**Extracted material**
..............................
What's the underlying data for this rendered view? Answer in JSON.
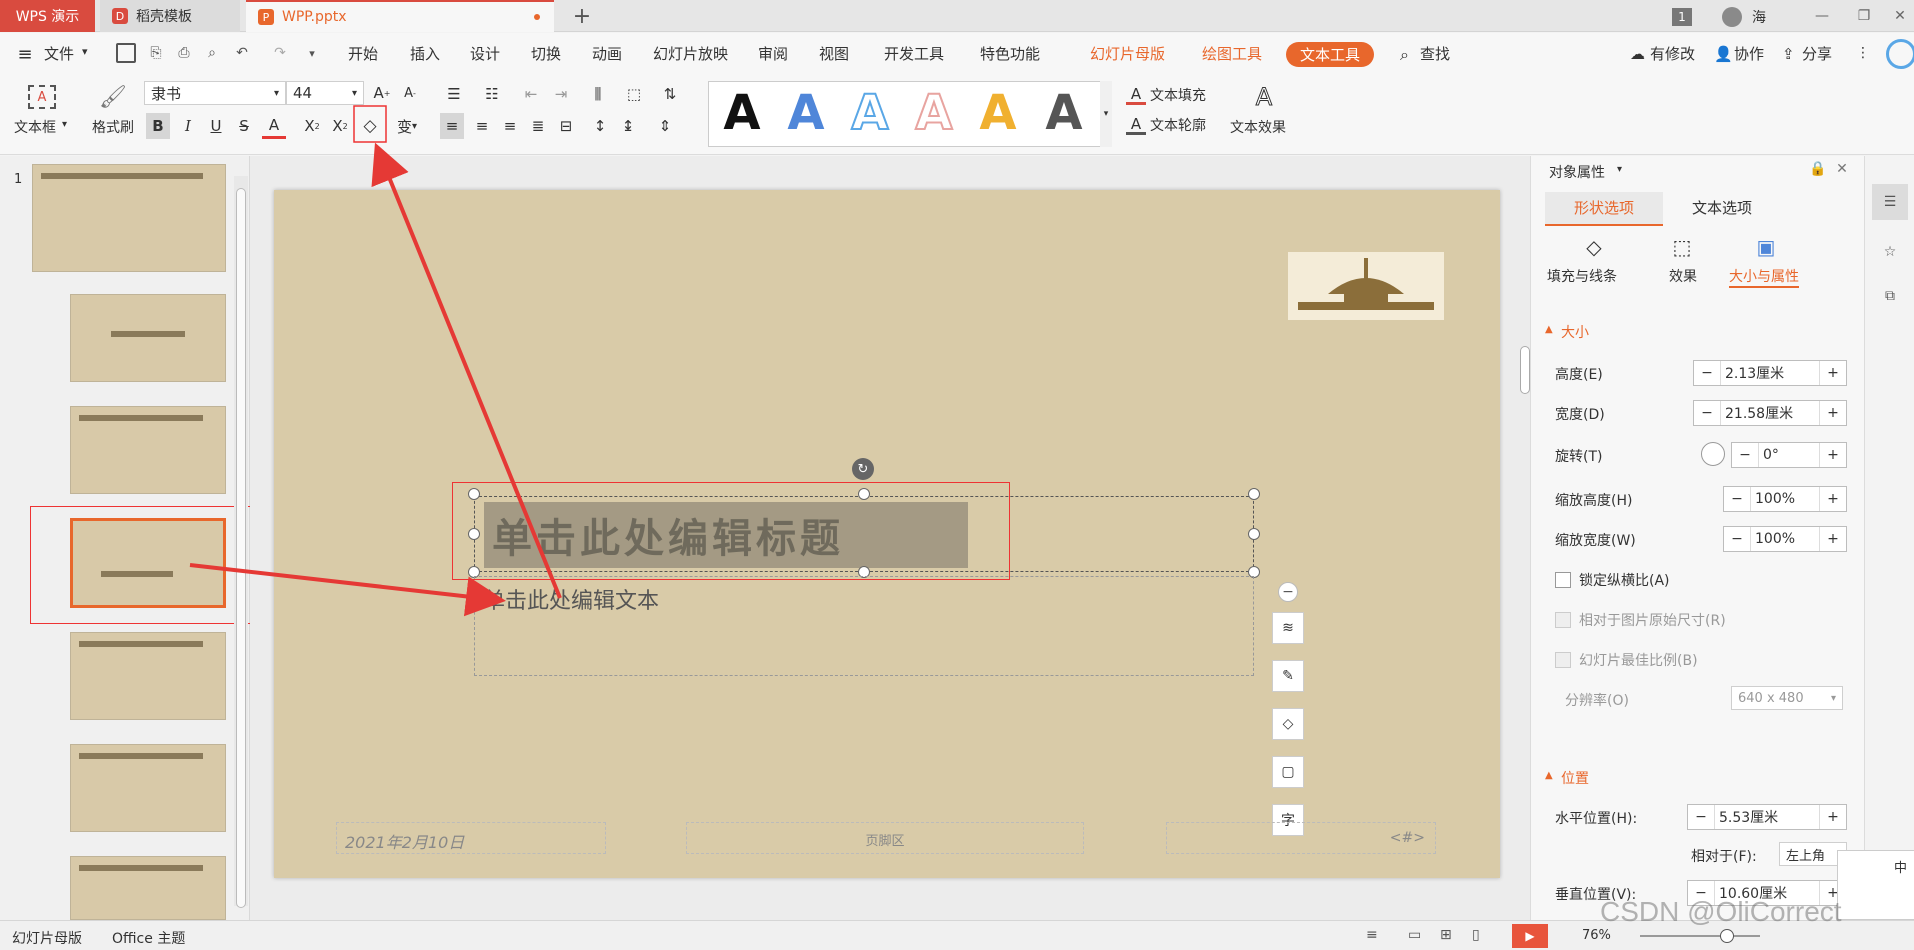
{
  "tabs": {
    "app": "WPS 演示",
    "template": "稻壳模板",
    "file": "WPP.pptx"
  },
  "window": {
    "page_num": "1",
    "user": "海"
  },
  "menu": {
    "file": "文件",
    "items": [
      "开始",
      "插入",
      "设计",
      "切换",
      "动画",
      "幻灯片放映",
      "审阅",
      "视图",
      "开发工具",
      "特色功能"
    ],
    "ctx1": "幻灯片母版",
    "ctx2": "绘图工具",
    "ctx3": "文本工具",
    "search": "查找",
    "modified": "有修改",
    "collab": "协作",
    "share": "分享"
  },
  "ribbon": {
    "textbox": "文本框",
    "format_painter": "格式刷",
    "font": "隶书",
    "size": "44",
    "fill": "文本填充",
    "outline": "文本轮廓",
    "effect": "文本效果",
    "style_colors": [
      "#111111",
      "#4f86d9",
      "#5aa7e6",
      "#e8a4a0",
      "#f0b030",
      "#555555"
    ],
    "style_letter": "A"
  },
  "slides": {
    "first_num": "1"
  },
  "slide": {
    "title": "单击此处编辑标题",
    "body": "单击此处编辑文本",
    "date": "2021年2月10日",
    "footer": "页脚区",
    "number": "<#>"
  },
  "panel": {
    "title": "对象属性",
    "tab_shape": "形状选项",
    "tab_text": "文本选项",
    "sub_fill": "填充与线条",
    "sub_effect": "效果",
    "sub_size": "大小与属性",
    "sec_size": "大小",
    "height_lbl": "高度(E)",
    "height_val": "2.13厘米",
    "width_lbl": "宽度(D)",
    "width_val": "21.58厘米",
    "rotate_lbl": "旋转(T)",
    "rotate_val": "0°",
    "scale_h_lbl": "缩放高度(H)",
    "scale_h_val": "100%",
    "scale_w_lbl": "缩放宽度(W)",
    "scale_w_val": "100%",
    "lock_ratio": "锁定纵横比(A)",
    "rel_orig": "相对于图片原始尺寸(R)",
    "best_scale": "幻灯片最佳比例(B)",
    "resolution_lbl": "分辨率(O)",
    "resolution_val": "640 x 480",
    "sec_pos": "位置",
    "hpos_lbl": "水平位置(H):",
    "hpos_val": "5.53厘米",
    "rel_to": "相对于(F):",
    "rel_to_val": "左上角",
    "vpos_lbl": "垂直位置(V):",
    "vpos_val": "10.60厘米"
  },
  "status": {
    "mode": "幻灯片母版",
    "theme": "Office 主题",
    "zoom": "76%"
  },
  "watermark": "CSDN @OliCorrect"
}
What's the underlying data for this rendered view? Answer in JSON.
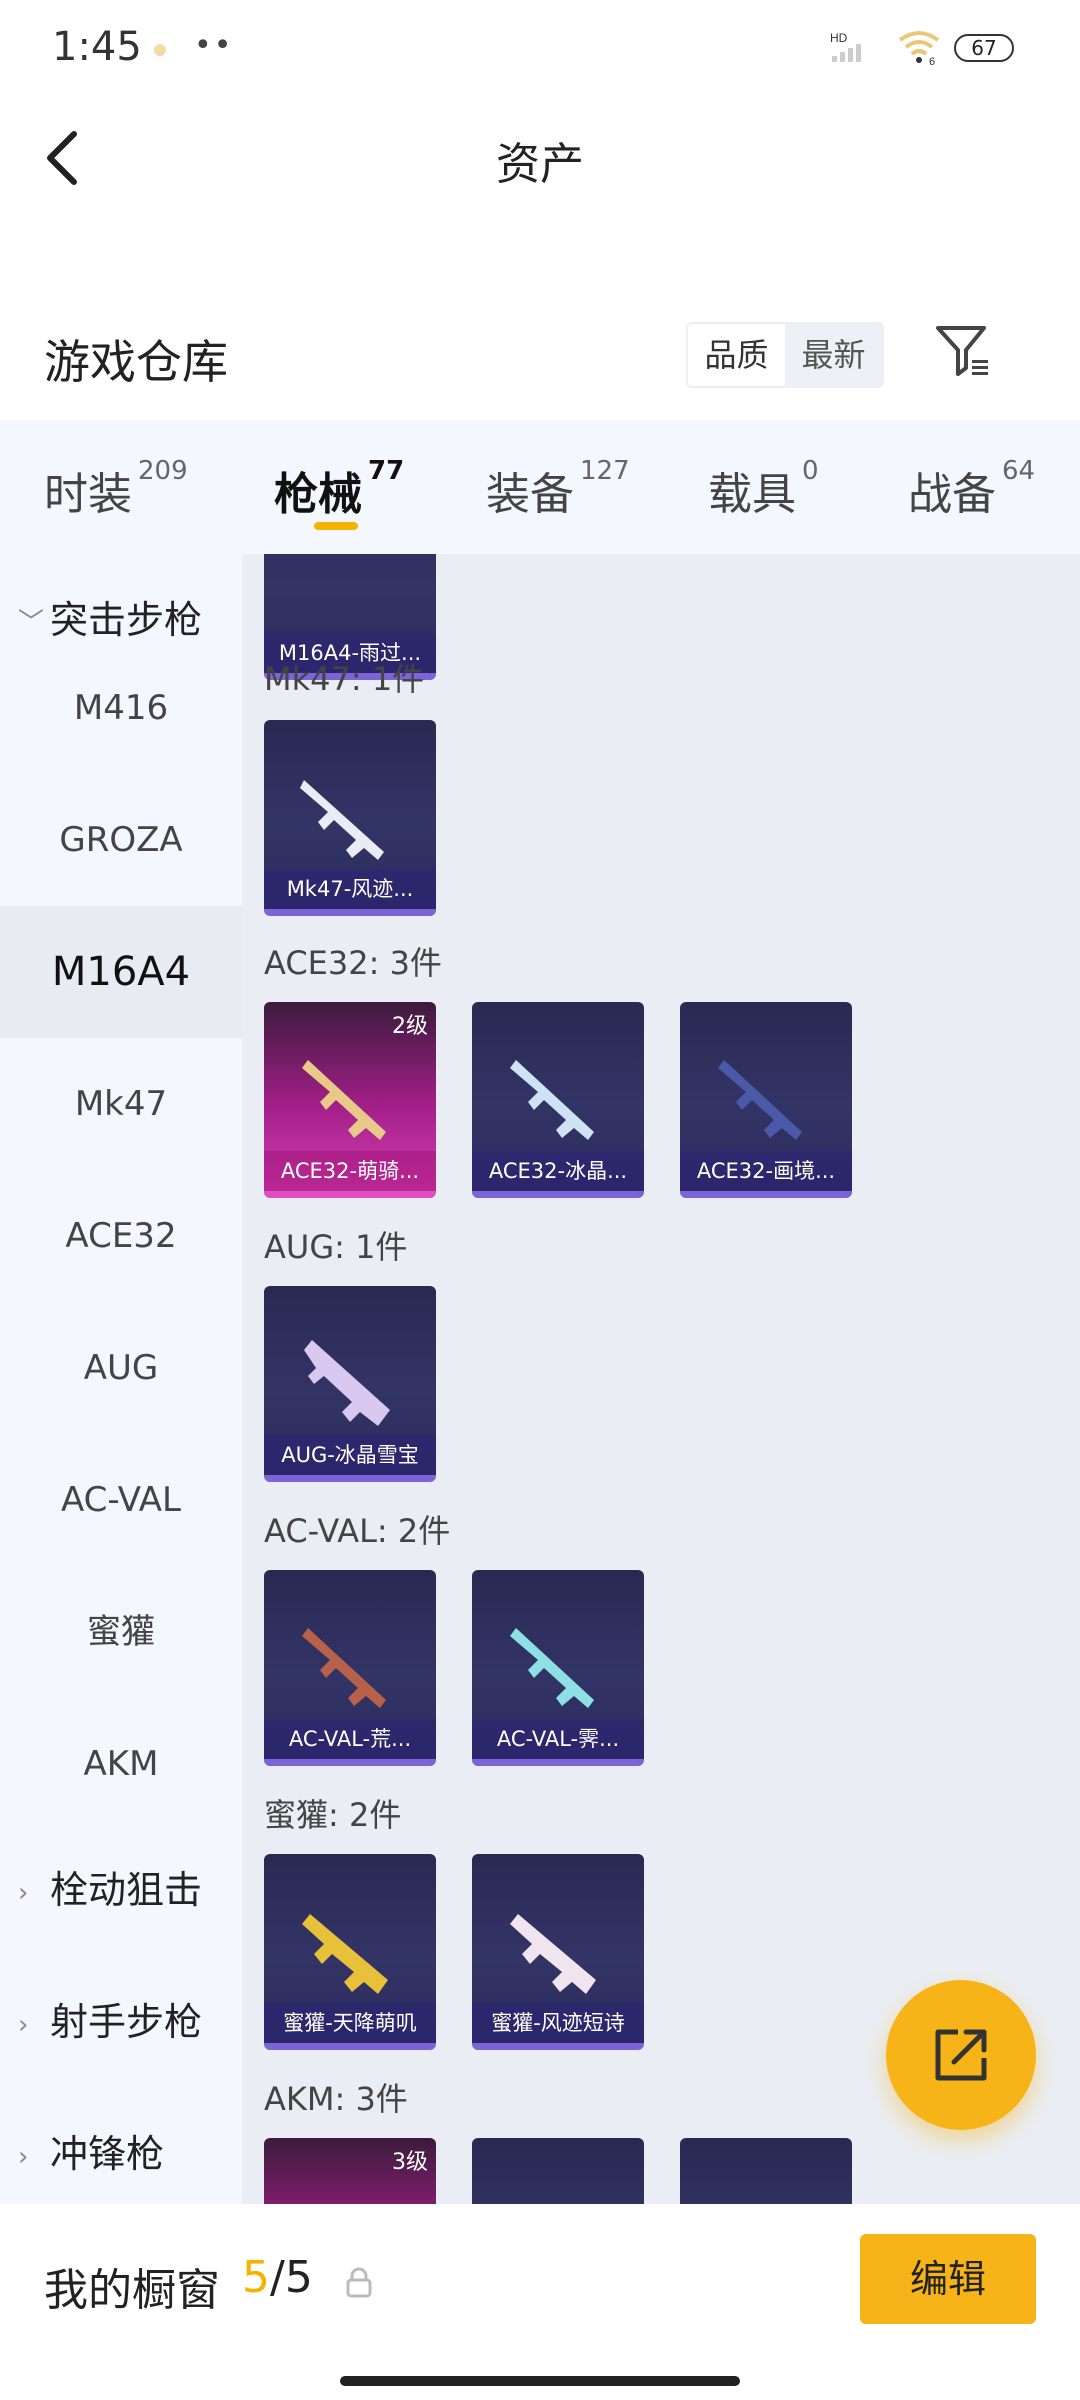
{
  "status": {
    "time": "1:45",
    "dots": "••",
    "signal_label": "HD",
    "wifi_label": "6",
    "battery": "67"
  },
  "nav": {
    "title": "资产"
  },
  "warehouse": {
    "title": "游戏仓库",
    "sort_options": [
      "品质",
      "最新"
    ],
    "active_sort": "品质"
  },
  "tabs": [
    {
      "label": "时装",
      "count": "209"
    },
    {
      "label": "枪械",
      "count": "77"
    },
    {
      "label": "装备",
      "count": "127"
    },
    {
      "label": "载具",
      "count": "0"
    },
    {
      "label": "战备",
      "count": "64"
    }
  ],
  "active_tab": "枪械",
  "sidebar": {
    "groups": [
      {
        "label": "突击步枪",
        "expanded": true
      },
      {
        "label": "栓动狙击",
        "expanded": false
      },
      {
        "label": "射手步枪",
        "expanded": false
      },
      {
        "label": "冲锋枪",
        "expanded": false
      }
    ],
    "items": [
      "M416",
      "GROZA",
      "M16A4",
      "Mk47",
      "ACE32",
      "AUG",
      "AC-VAL",
      "蜜獾",
      "AKM"
    ],
    "active_item": "M16A4"
  },
  "sections": [
    {
      "label": "",
      "items": [
        {
          "name": "M16A4-雨过..."
        }
      ]
    },
    {
      "label": "Mk47: 1件",
      "items": [
        {
          "name": "Mk47-风迹..."
        }
      ]
    },
    {
      "label": "ACE32: 3件",
      "items": [
        {
          "name": "ACE32-萌骑...",
          "level": "2级",
          "style": "pink"
        },
        {
          "name": "ACE32-冰晶..."
        },
        {
          "name": "ACE32-画境..."
        }
      ]
    },
    {
      "label": "AUG: 1件",
      "items": [
        {
          "name": "AUG-冰晶雪宝"
        }
      ]
    },
    {
      "label": "AC-VAL: 2件",
      "items": [
        {
          "name": "AC-VAL-荒..."
        },
        {
          "name": "AC-VAL-霁..."
        }
      ]
    },
    {
      "label": "蜜獾: 2件",
      "items": [
        {
          "name": "蜜獾-天降萌叽"
        },
        {
          "name": "蜜獾-风迹短诗"
        }
      ]
    },
    {
      "label": "AKM: 3件",
      "items": [
        {
          "name": "",
          "level": "3级",
          "style": "pink"
        },
        {
          "name": ""
        },
        {
          "name": ""
        }
      ]
    }
  ],
  "bottom": {
    "label": "我的橱窗",
    "count_current": "5",
    "count_sep": "/",
    "count_total": "5",
    "edit_label": "编辑"
  },
  "colors": {
    "accent": "#f7b418",
    "card_bg": "#2e3060",
    "card_pink": "#b8279a"
  }
}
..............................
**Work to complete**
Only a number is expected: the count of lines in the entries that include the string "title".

**Problem solution**
4